Fat in the diet slows down the speed food moves through the gut. Therefore giving your child a reasonably high fat diet may help. It has been found that giving a small amount of a high fat food at the end of a meal can help to reduce loose stools.* These include yogurt, ice-cream, full fat mousse, other dairy desserts, full fat milk or even a cube of cheese.

The table below gives more details on the types of foods to include in your child’s diet and the types of foods to avoid.

* If chocolate is given, it is best to give a small piece at the end of a meal rather than on its own or in-between meals.

Foods to limit / include


Limit: Fruit juices, fruit smoothies, fizzy drinks and squashes including sugar-free versions.

Include: Full fat cow’s milk, water.


Limit: Grapes, raisins and other dried fruits.

Include: All other fruit.


Limit: Peas, baked beans, other pulses, sweetcorn.

Include: All other vegetables.


Limit: High fibre breakfast cereals such as Weetabix, Bran Flakes, Ready Brek, cereals with raisin / fruit, muesli, wholemeal and granary breads, whole-wheat pasta, brown rice, whole-wheat couscous.

Include: Lower fibre cereal, such as Cornflakes, puffed rice cereals, white bread, white pasta, white rice, standard couscous.

Meat / fish / eggs

Limit: None.

Include: All meats / fish / eggs.


Limit: Low fat versions of milk, yogurt, mousse, ice-cream.

Include: Full fat versions of milk, yogurt, mousse, ice-cream, cheese, cheese spread.

Sugary foods

Limit: Sweets and chocolate*, added table sugar to food / drinks.

Does my child always need to eat like this?

No - a lower fibre, higher fat diet is usually only needed while your child is experiencing loose stools.

The recommended healthy diet for children of five years and over is to have plenty of fibre and not to eat too much fat.

This dietary advice sheet gives some general information to help you make the recommended changes to your child’s diet. If you are concerned regarding the nutritional value of your child’s diet or if your child is following a special diet that makes it difficult for you to make these changes, please contact your GP who can refer your child to a dietitian.

What should I do if these changes do not help my child?

We expect these dietary changes to improve symptoms within one month. If after one month your child continues to experience two or more watery stools a day or they are losing weight, becoming lethargic or pale, contact your GP who can review your child. If necessary, your GP will re-refer them to the paediatric gastroenterology team.

If you have any other questions that the leaflet does not answer or would like further explanation please contact your GP for further advice.

We are smoke-free

Smoking is not allowed anywhere on the hospital campus. For advice and support in quitting, contact your GP or the free NHS stop smoking helpline on 0800 169 0 169.

Other formats

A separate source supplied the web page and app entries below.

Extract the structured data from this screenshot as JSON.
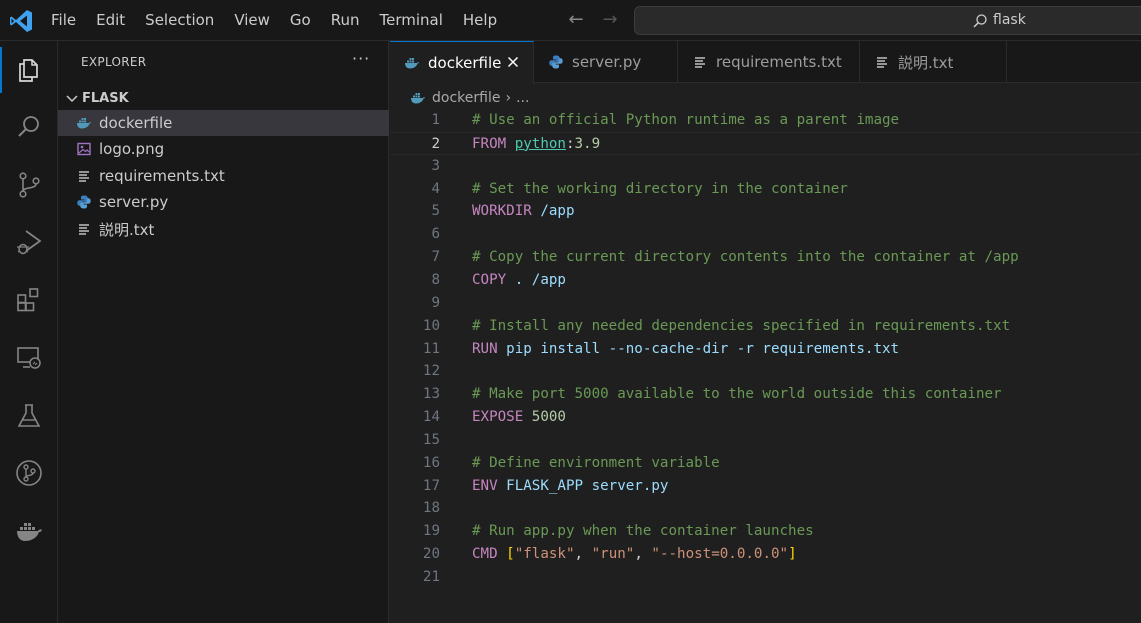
{
  "menu": [
    "File",
    "Edit",
    "Selection",
    "View",
    "Go",
    "Run",
    "Terminal",
    "Help"
  ],
  "search": {
    "text": "flask"
  },
  "nav": {
    "back": "←",
    "forward": "→"
  },
  "activity_bar": [
    {
      "name": "explorer-icon",
      "active": true
    },
    {
      "name": "search-icon"
    },
    {
      "name": "source-control-icon"
    },
    {
      "name": "run-debug-icon"
    },
    {
      "name": "extensions-icon"
    },
    {
      "name": "remote-explorer-icon"
    },
    {
      "name": "testing-icon"
    },
    {
      "name": "git-graph-icon"
    },
    {
      "name": "docker-icon"
    }
  ],
  "sidebar": {
    "title": "EXPLORER",
    "more": "···",
    "folder": "FLASK",
    "files": [
      {
        "name": "dockerfile",
        "icon": "docker-file-icon",
        "selected": true
      },
      {
        "name": "logo.png",
        "icon": "image-file-icon"
      },
      {
        "name": "requirements.txt",
        "icon": "text-file-icon"
      },
      {
        "name": "server.py",
        "icon": "python-file-icon"
      },
      {
        "name": "説明.txt",
        "icon": "text-file-icon"
      }
    ]
  },
  "tabs": [
    {
      "label": "dockerfile",
      "icon": "docker-file-icon",
      "active": true
    },
    {
      "label": "server.py",
      "icon": "python-file-icon"
    },
    {
      "label": "requirements.txt",
      "icon": "text-file-icon"
    },
    {
      "label": "説明.txt",
      "icon": "text-file-icon"
    }
  ],
  "breadcrumb": {
    "file": "dockerfile",
    "sep": "›",
    "more": "..."
  },
  "editor": {
    "current_line": 2,
    "lines": [
      {
        "n": "1",
        "tokens": [
          [
            "c-comment",
            "# Use an official Python runtime as a parent image"
          ]
        ]
      },
      {
        "n": "2",
        "tokens": [
          [
            "c-keyword",
            "FROM"
          ],
          [
            "c-punct",
            " "
          ],
          [
            "c-image",
            "python"
          ],
          [
            "c-colon",
            ":"
          ],
          [
            "c-num",
            "3.9"
          ]
        ]
      },
      {
        "n": "3",
        "tokens": []
      },
      {
        "n": "4",
        "tokens": [
          [
            "c-comment",
            "# Set the working directory in the container"
          ]
        ]
      },
      {
        "n": "5",
        "tokens": [
          [
            "c-keyword",
            "WORKDIR"
          ],
          [
            "c-default",
            " /app"
          ]
        ]
      },
      {
        "n": "6",
        "tokens": []
      },
      {
        "n": "7",
        "tokens": [
          [
            "c-comment",
            "# Copy the current directory contents into the container at /app"
          ]
        ]
      },
      {
        "n": "8",
        "tokens": [
          [
            "c-keyword",
            "COPY"
          ],
          [
            "c-default",
            " . /app"
          ]
        ]
      },
      {
        "n": "9",
        "tokens": []
      },
      {
        "n": "10",
        "tokens": [
          [
            "c-comment",
            "# Install any needed dependencies specified in requirements.txt"
          ]
        ]
      },
      {
        "n": "11",
        "tokens": [
          [
            "c-keyword",
            "RUN"
          ],
          [
            "c-default",
            " pip install --no-cache-dir -r requirements.txt"
          ]
        ]
      },
      {
        "n": "12",
        "tokens": []
      },
      {
        "n": "13",
        "tokens": [
          [
            "c-comment",
            "# Make port 5000 available to the world outside this container"
          ]
        ]
      },
      {
        "n": "14",
        "tokens": [
          [
            "c-keyword",
            "EXPOSE"
          ],
          [
            "c-punct",
            " "
          ],
          [
            "c-num",
            "5000"
          ]
        ]
      },
      {
        "n": "15",
        "tokens": []
      },
      {
        "n": "16",
        "tokens": [
          [
            "c-comment",
            "# Define environment variable"
          ]
        ]
      },
      {
        "n": "17",
        "tokens": [
          [
            "c-keyword",
            "ENV"
          ],
          [
            "c-default",
            " FLASK_APP server.py"
          ]
        ]
      },
      {
        "n": "18",
        "tokens": []
      },
      {
        "n": "19",
        "tokens": [
          [
            "c-comment",
            "# Run app.py when the container launches"
          ]
        ]
      },
      {
        "n": "20",
        "tokens": [
          [
            "c-keyword",
            "CMD"
          ],
          [
            "c-punct",
            " "
          ],
          [
            "c-bracket",
            "["
          ],
          [
            "c-str",
            "\"flask\""
          ],
          [
            "c-punct",
            ", "
          ],
          [
            "c-str",
            "\"run\""
          ],
          [
            "c-punct",
            ", "
          ],
          [
            "c-str",
            "\"--host=0.0.0.0\""
          ],
          [
            "c-bracket",
            "]"
          ]
        ]
      },
      {
        "n": "21",
        "tokens": []
      }
    ]
  },
  "colors": {
    "accent": "#0078d4",
    "comment": "#6a9955",
    "keyword": "#c586c0",
    "docker_blue": "#519aba",
    "python_blue": "#3c7ebf"
  }
}
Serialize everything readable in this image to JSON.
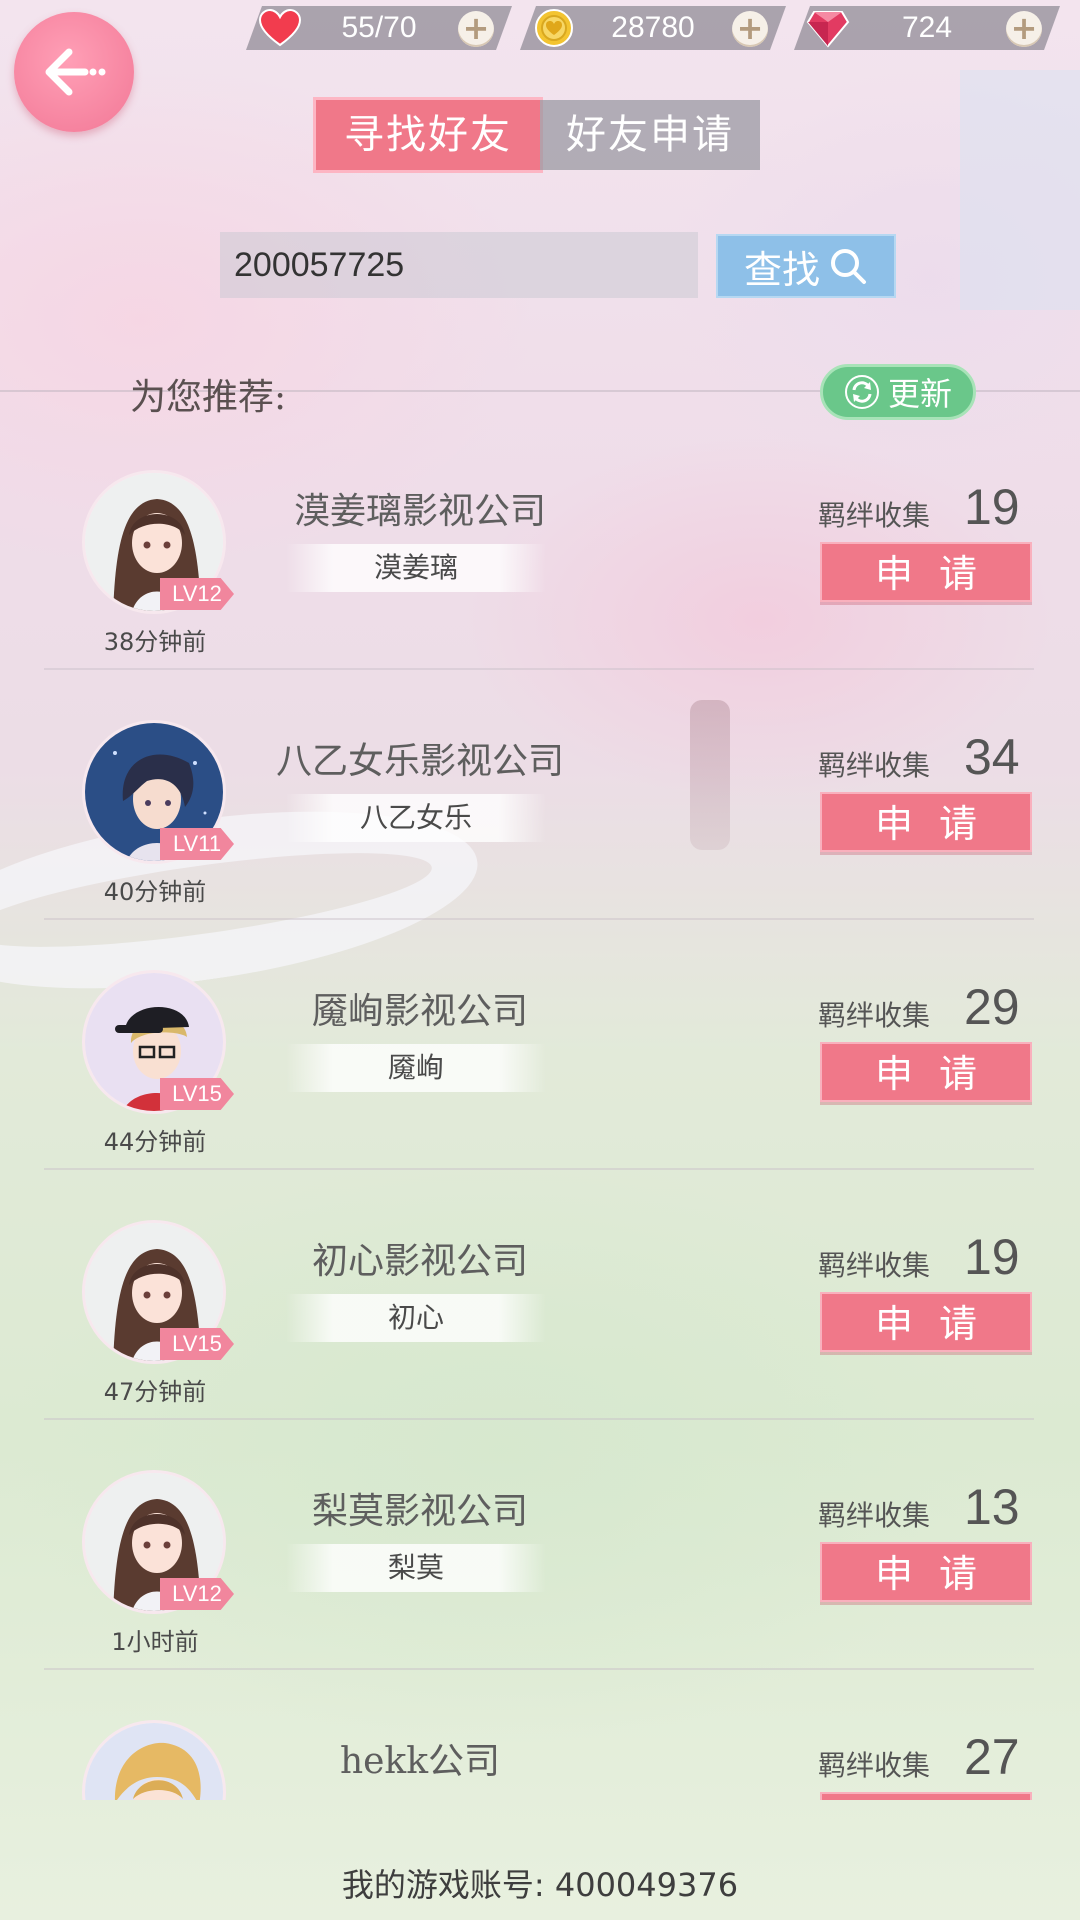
{
  "resources": {
    "stamina": "55/70",
    "gold": "28780",
    "diamonds": "724"
  },
  "tabs": [
    {
      "label": "寻找好友",
      "active": true
    },
    {
      "label": "好友申请",
      "active": false
    }
  ],
  "search": {
    "value": "200057725",
    "button_label": "查找"
  },
  "recommend": {
    "label": "为您推荐:",
    "refresh_label": "更新"
  },
  "friends": [
    {
      "company": "漠姜璃影视公司",
      "player": "漠姜璃",
      "level": "LV12",
      "time": "38分钟前",
      "bond_label": "羁绊收集",
      "bond": "19",
      "apply_label": "申请",
      "avatar": "girl"
    },
    {
      "company": "八乙女乐影视公司",
      "player": "八乙女乐",
      "level": "LV11",
      "time": "40分钟前",
      "bond_label": "羁绊收集",
      "bond": "34",
      "apply_label": "申请",
      "avatar": "boy-blue"
    },
    {
      "company": "魇峋影视公司",
      "player": "魇峋",
      "level": "LV15",
      "time": "44分钟前",
      "bond_label": "羁绊收集",
      "bond": "29",
      "apply_label": "申请",
      "avatar": "boy-cap"
    },
    {
      "company": "初心影视公司",
      "player": "初心",
      "level": "LV15",
      "time": "47分钟前",
      "bond_label": "羁绊收集",
      "bond": "19",
      "apply_label": "申请",
      "avatar": "girl"
    },
    {
      "company": "梨莫影视公司",
      "player": "梨莫",
      "level": "LV12",
      "time": "1小时前",
      "bond_label": "羁绊收集",
      "bond": "13",
      "apply_label": "申请",
      "avatar": "girl"
    },
    {
      "company": "hekk公司",
      "bond_label": "羁绊收集",
      "bond": "27",
      "avatar": "boy-blond"
    }
  ],
  "account": {
    "label": "我的游戏账号: 400049376"
  },
  "colors": {
    "accent_pink": "#f07889",
    "search_blue": "#8ec0e8",
    "refresh_green": "#6ac78a"
  }
}
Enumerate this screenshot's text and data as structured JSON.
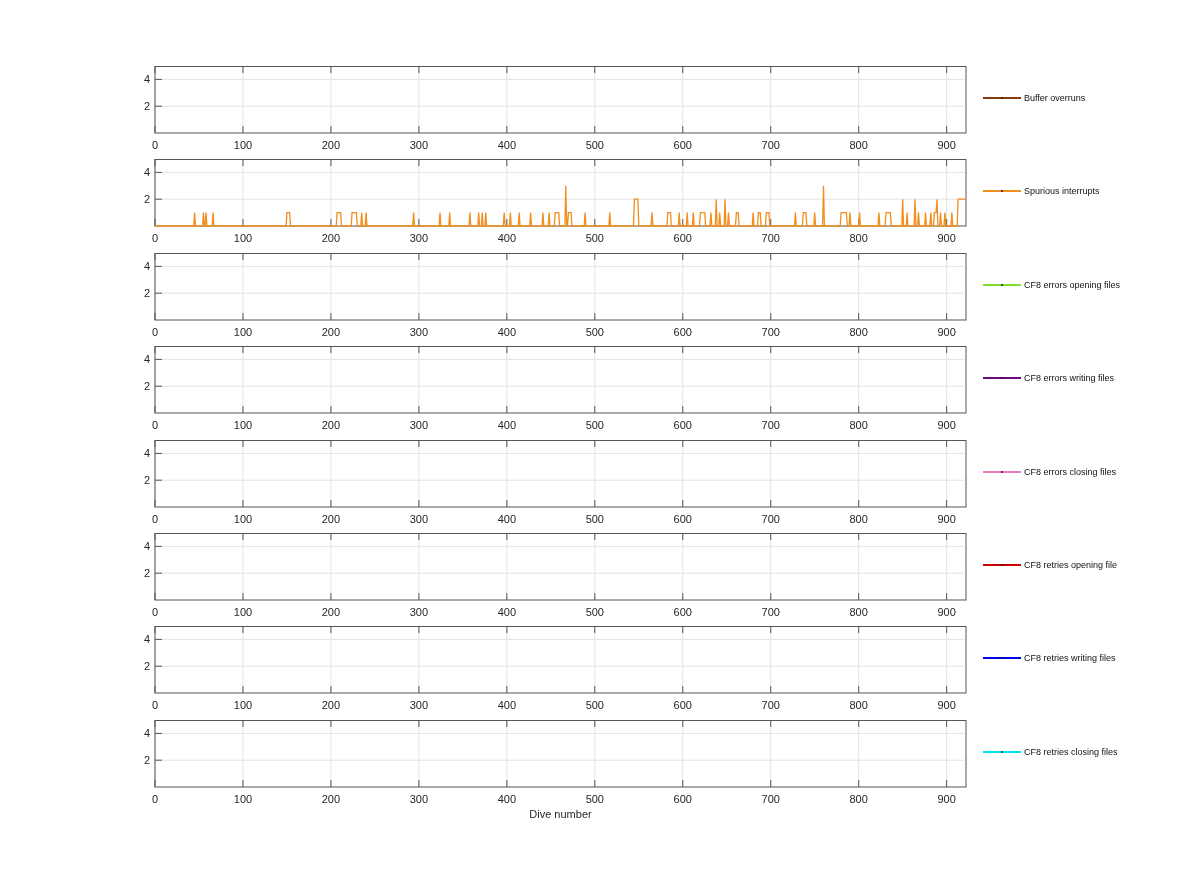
{
  "panels": [
    {
      "axes": {
        "grid": true,
        "x_tick_labels": [
          "0",
          "100",
          "200",
          "300",
          "400",
          "500",
          "600",
          "700",
          "800",
          "900"
        ],
        "y_tick_labels": [
          "4",
          "2"
        ],
        "legend": [
          {
            "label": "Buffer overruns",
            "color": "#8b3a0a"
          }
        ]
      }
    },
    {
      "chart_data": {
        "type": "line",
        "xlim": [
          0,
          922
        ],
        "ylim": [
          0,
          5
        ],
        "xticks": [
          0,
          100,
          200,
          300,
          400,
          500,
          600,
          700,
          800,
          900
        ],
        "yticks": [
          2,
          4
        ],
        "grid": true,
        "x": [
          0,
          44,
          45,
          46,
          54,
          55,
          56,
          57,
          58,
          59,
          65,
          66,
          67,
          149,
          150,
          153,
          154,
          206,
          207,
          211,
          212,
          223,
          224,
          229,
          230,
          234,
          235,
          236,
          239,
          240,
          241,
          293,
          294,
          295,
          323,
          324,
          325,
          334,
          335,
          336,
          357,
          358,
          359,
          367,
          368,
          369,
          371,
          372,
          373,
          375,
          376,
          377,
          396,
          397,
          398,
          403,
          404,
          405,
          413,
          414,
          415,
          426,
          427,
          428,
          440,
          441,
          442,
          447,
          448,
          449,
          454,
          455,
          459,
          460,
          466,
          467,
          468,
          469,
          470,
          473,
          474,
          488,
          489,
          490,
          516,
          517,
          518,
          544,
          545,
          549,
          550,
          564,
          565,
          566,
          582,
          583,
          586,
          587,
          595,
          596,
          597,
          604,
          605,
          606,
          611,
          612,
          613,
          619,
          620,
          625,
          626,
          631,
          632,
          633,
          637,
          638,
          639,
          641,
          642,
          643,
          647,
          648,
          649,
          651,
          652,
          653,
          660,
          661,
          663,
          664,
          679,
          680,
          681,
          685,
          686,
          688,
          689,
          694,
          695,
          698,
          699,
          727,
          728,
          729,
          736,
          737,
          740,
          741,
          749,
          750,
          751,
          759,
          760,
          761,
          779,
          780,
          786,
          787,
          789,
          790,
          791,
          800,
          801,
          802,
          822,
          823,
          824,
          830,
          831,
          836,
          837,
          849,
          850,
          851,
          854,
          855,
          856,
          863,
          864,
          865,
          867,
          868,
          869,
          875,
          876,
          877,
          881,
          882,
          883,
          885,
          886,
          888,
          889,
          890,
          892,
          893,
          894,
          897,
          898,
          899,
          905,
          906,
          907,
          912,
          913,
          922
        ],
        "series": [
          {
            "name": "Spurious interrupts",
            "color": "#f28e1c",
            "values": [
              0,
              0,
              1,
              0,
              0,
              1,
              0,
              0,
              1,
              0,
              0,
              1,
              0,
              0,
              1,
              1,
              0,
              0,
              1,
              1,
              0,
              0,
              1,
              1,
              0,
              0,
              1,
              0,
              0,
              1,
              0,
              0,
              1,
              0,
              0,
              1,
              0,
              0,
              1,
              0,
              0,
              1,
              0,
              0,
              1,
              0,
              0,
              1,
              0,
              0,
              1,
              0,
              0,
              1,
              0,
              0,
              1,
              0,
              0,
              1,
              0,
              0,
              1,
              0,
              0,
              1,
              0,
              0,
              1,
              0,
              0,
              1,
              1,
              0,
              0,
              3,
              0,
              0,
              1,
              1,
              0,
              0,
              1,
              0,
              0,
              1,
              0,
              0,
              2,
              2,
              0,
              0,
              1,
              0,
              0,
              1,
              1,
              0,
              0,
              1,
              0,
              0,
              1,
              0,
              0,
              1,
              0,
              0,
              1,
              1,
              0,
              0,
              1,
              0,
              0,
              2,
              0,
              0,
              1,
              0,
              0,
              2,
              0,
              0,
              1,
              0,
              0,
              1,
              1,
              0,
              0,
              1,
              0,
              0,
              1,
              1,
              0,
              0,
              1,
              1,
              0,
              0,
              1,
              0,
              0,
              1,
              1,
              0,
              0,
              1,
              0,
              0,
              3,
              0,
              0,
              1,
              1,
              0,
              0,
              1,
              0,
              0,
              1,
              0,
              0,
              1,
              0,
              0,
              1,
              1,
              0,
              0,
              2,
              0,
              0,
              1,
              0,
              0,
              2,
              0,
              0,
              1,
              0,
              0,
              1,
              0,
              0,
              1,
              0,
              0,
              1,
              1,
              2,
              0,
              0,
              1,
              0,
              0,
              1,
              0,
              0,
              1,
              0,
              0,
              2,
              2
            ]
          }
        ]
      }
    },
    {
      "axes": {
        "grid": true,
        "x_tick_labels": [
          "0",
          "100",
          "200",
          "300",
          "400",
          "500",
          "600",
          "700",
          "800",
          "900"
        ],
        "y_tick_labels": [
          "4",
          "2"
        ],
        "legend": [
          {
            "label": "CF8 errors opening files",
            "color": "#7ee02a"
          }
        ]
      }
    },
    {
      "axes": {
        "grid": true,
        "x_tick_labels": [
          "0",
          "100",
          "200",
          "300",
          "400",
          "500",
          "600",
          "700",
          "800",
          "900"
        ],
        "y_tick_labels": [
          "4",
          "2"
        ],
        "legend": [
          {
            "label": "CF8 errors writing files",
            "color": "#6a0a7e"
          }
        ]
      }
    },
    {
      "axes": {
        "grid": true,
        "x_tick_labels": [
          "0",
          "100",
          "200",
          "300",
          "400",
          "500",
          "600",
          "700",
          "800",
          "900"
        ],
        "y_tick_labels": [
          "4",
          "2"
        ],
        "legend": [
          {
            "label": "CF8 errors closing files",
            "color": "#f07ac0"
          }
        ]
      }
    },
    {
      "axes": {
        "grid": true,
        "x_tick_labels": [
          "0",
          "100",
          "200",
          "300",
          "400",
          "500",
          "600",
          "700",
          "800",
          "900"
        ],
        "y_tick_labels": [
          "4",
          "2"
        ],
        "legend": [
          {
            "label": "CF8 retries opening file",
            "color": "#cc0000"
          }
        ]
      }
    },
    {
      "axes": {
        "grid": true,
        "x_tick_labels": [
          "0",
          "100",
          "200",
          "300",
          "400",
          "500",
          "600",
          "700",
          "800",
          "900"
        ],
        "y_tick_labels": [
          "4",
          "2"
        ],
        "legend": [
          {
            "label": "CF8 retries writing files",
            "color": "#0000ee"
          }
        ]
      }
    },
    {
      "axes": {
        "grid": true,
        "x_label": "Dive number",
        "x_tick_labels": [
          "0",
          "100",
          "200",
          "300",
          "400",
          "500",
          "600",
          "700",
          "800",
          "900"
        ],
        "y_tick_labels": [
          "4",
          "2"
        ],
        "legend": [
          {
            "label": "CF8 retries closing files",
            "color": "#00e5ee"
          }
        ]
      }
    }
  ]
}
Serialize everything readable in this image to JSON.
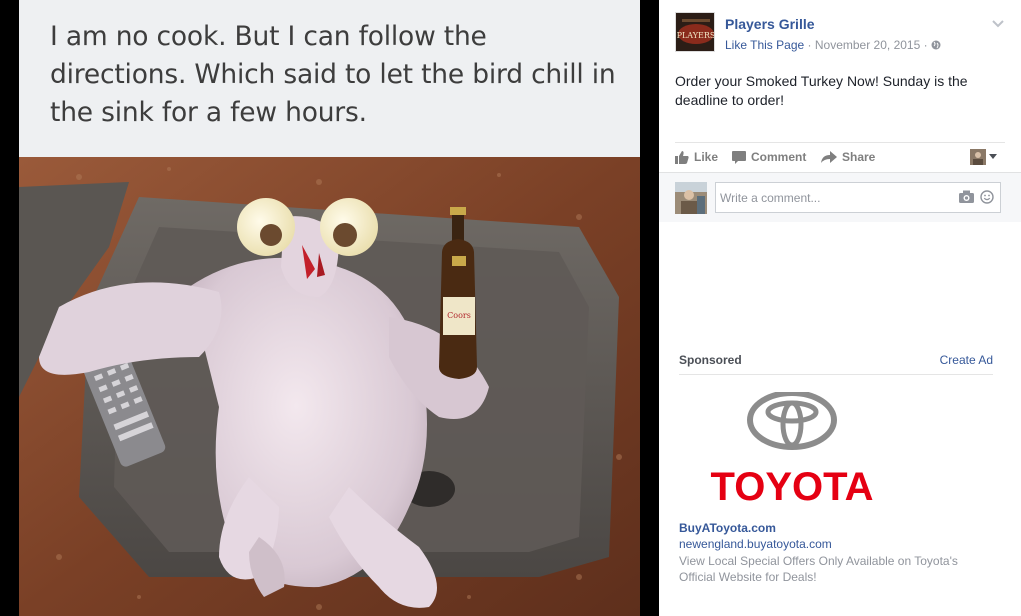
{
  "photo": {
    "caption": "I am no cook. But I can follow the directions. Which said to let the bird chill in the sink for a few hours.",
    "bottle_label": "Coors"
  },
  "post": {
    "page_name": "Players Grille",
    "page_logo_text": "PLAYERS",
    "like_page": "Like This Page",
    "date": "November 20, 2015",
    "separator": "·",
    "text": "Order your Smoked Turkey Now! Sunday is the deadline to order!",
    "actions": {
      "like": "Like",
      "comment": "Comment",
      "share": "Share"
    },
    "comment_placeholder": "Write a comment..."
  },
  "sidebar": {
    "sponsored_label": "Sponsored",
    "create_ad": "Create Ad",
    "ad": {
      "brand_wordmark": "TOYOTA",
      "title": "BuyAToyota.com",
      "domain": "newengland.buyatoyota.com",
      "description": "View Local Special Offers Only Available on Toyota's Official Website for Deals!"
    }
  },
  "colors": {
    "link": "#365899",
    "muted": "#90949c",
    "toyota_red": "#e50012",
    "background": "#000000"
  }
}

Help accessing this information in other formats is available. To find out more about the services we provide, please visit our patient information help page (see link below) or telephone 01223 256998.

Contact us

Cambridge University Hospitals
NHS Foundation Trust
Hills Road, Cambridge

Telephone +44 (0)1223 245151